Mamma Mia! Here We Go Again makes traveling the world look very easy on 4K UHD courtesy of Universal Studios Home Entertainment. The film has been letterboxed at 2.35:1 and the Disc contains an HEVC 2160p transfer which runs at an average of 40 Mbps. The image is very sharp and clear, showing no notable grain and no defects from the source materials. The colors look very good, most notably the blues, and the image is never overly dark or bright. The level of detail here is excellent, as we can make out textures on objects, and the depth works very well. The Disc carries a Dolby Atmos audio track which runs at 48 kHz and an average of 3.5 Mbps. The track provides clear dialogue and sound effects. Obviously, the songs are the stars there and they sound great, as the music and vocals fill the speakers, providing nice surround effects and a good source of bass action. Outside the music, the dialogue is always clear and some exterior scenes deliver obvious surround and stereo effects.
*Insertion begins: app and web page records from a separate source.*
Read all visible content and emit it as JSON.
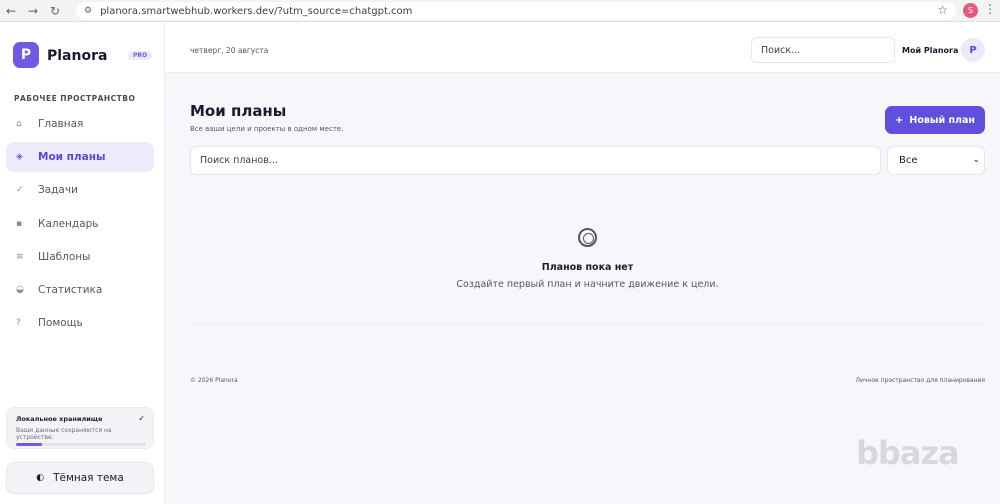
{
  "browser": {
    "url": "planora.smartwebhub.workers.dev/?utm_source=chatgpt.com",
    "profile_initial": "S"
  },
  "sidebar": {
    "logo_initial": "P",
    "app_name": "Planora",
    "badge": "PRO",
    "section_title": "РАБОЧЕЕ ПРОСТРАНСТВО",
    "items": [
      {
        "label": "Главная",
        "icon": "home-icon",
        "glyph": "⌂",
        "active": false
      },
      {
        "label": "Мои планы",
        "icon": "diamond-icon",
        "glyph": "◈",
        "active": true
      },
      {
        "label": "Задачи",
        "icon": "check-icon",
        "glyph": "✓",
        "active": false
      },
      {
        "label": "Календарь",
        "icon": "calendar-icon",
        "glyph": "▪",
        "active": false
      },
      {
        "label": "Шаблоны",
        "icon": "list-icon",
        "glyph": "≡",
        "active": false
      },
      {
        "label": "Статистика",
        "icon": "pie-chart-icon",
        "glyph": "◒",
        "active": false
      },
      {
        "label": "Помощь",
        "icon": "help-icon",
        "glyph": "?",
        "active": false
      }
    ],
    "storage": {
      "title": "Локальное хранилище",
      "description": "Ваши данные сохраняются на устройстве.",
      "progress_percent": 20
    },
    "theme_button": "Тёмная тема"
  },
  "header": {
    "date": "четверг, 20 августа",
    "search_placeholder": "Поиск...",
    "username": "Мой Planora",
    "avatar_initial": "P"
  },
  "main": {
    "title": "Мои планы",
    "subtitle": "Все ваши цели и проекты в одном месте.",
    "new_button": "Новый план",
    "search_placeholder": "Поиск планов...",
    "filter_selected": "Все",
    "empty_title": "Планов пока нет",
    "empty_description": "Создайте первый план и начните движение к цели."
  },
  "footer": {
    "left": "© 2026 Planora",
    "right": "Личное пространство для планирования"
  },
  "watermark": "bbaza",
  "colors": {
    "accent": "#6d5be6",
    "accent_button": "#5f4fdc"
  }
}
The Mamma Mia! Here We Go Again 4K UHD contains an amazing amount of extra features. We begin with an AUDIO COMMENTARY from Director/Writer Ol Parker. This is followed by a second COMMENTARY from Producer Judy Craymer. The Disc offers four DELETED/EXTENDED SONGS AND SCENES which can be viewed with commentary from Parker. These amount to one deleted scene and one deleted song ("I Wonder"), and two extended songs. "High Jinks" is a one-minute gag reel. "Enhanced Sing-Alongs" (47 minutes) offers 18 songs with large on-screen lyrics. "The Story" (6 minutes) is an interview with Craymer who discussed the history of the musical and the films (although I still don't know where the story came from). "Mamma Mia! Reunited" (4 minutes) has the cast and Parker discussing their views on making a sequel. "Playing Donna" (2 minutes) has James and Streep talking about their approach to the character. Seyfried talks about re-visiting her character in "Sophie's Story" (4 minutes). "Meeting Cher" (4 minutes) has the icon talking about her involvement in the movie, and includes comments from her. "Costumes and The Dynamos" (5 minutes) has Costume Designer Michele Clapton pointing out the film's specific looks. "Choreographing Mamma Mia! Here We Go Again" (7 minutes) offers Anthony Van Laast a change to dance around the subject. "Cast Meets Cast" has the young and old Tanya and Rosie getting together to talk about their characters. "Curtain Call" (4 minutes) takes us on-set to see how the finale was created. Similarly, we get an inside look at the planning which went into "Dancing Queen: Anatomy of a Scene" (3 minutes). "Cast Chats" offers separate sit-downs with the main female characters and then the main males. "Performing For Legends" (3 minutes) takes us into the studio to see the songs being recorded. "Class of '79" (4 minutes) shows how the younger actors attempted to mimic their older counterparts. "Today Interview with Cher & Judy Craymer" (5 minutes) is conducted by Kathie Lee Griffin.

Review Copyright 2018 by Mike Long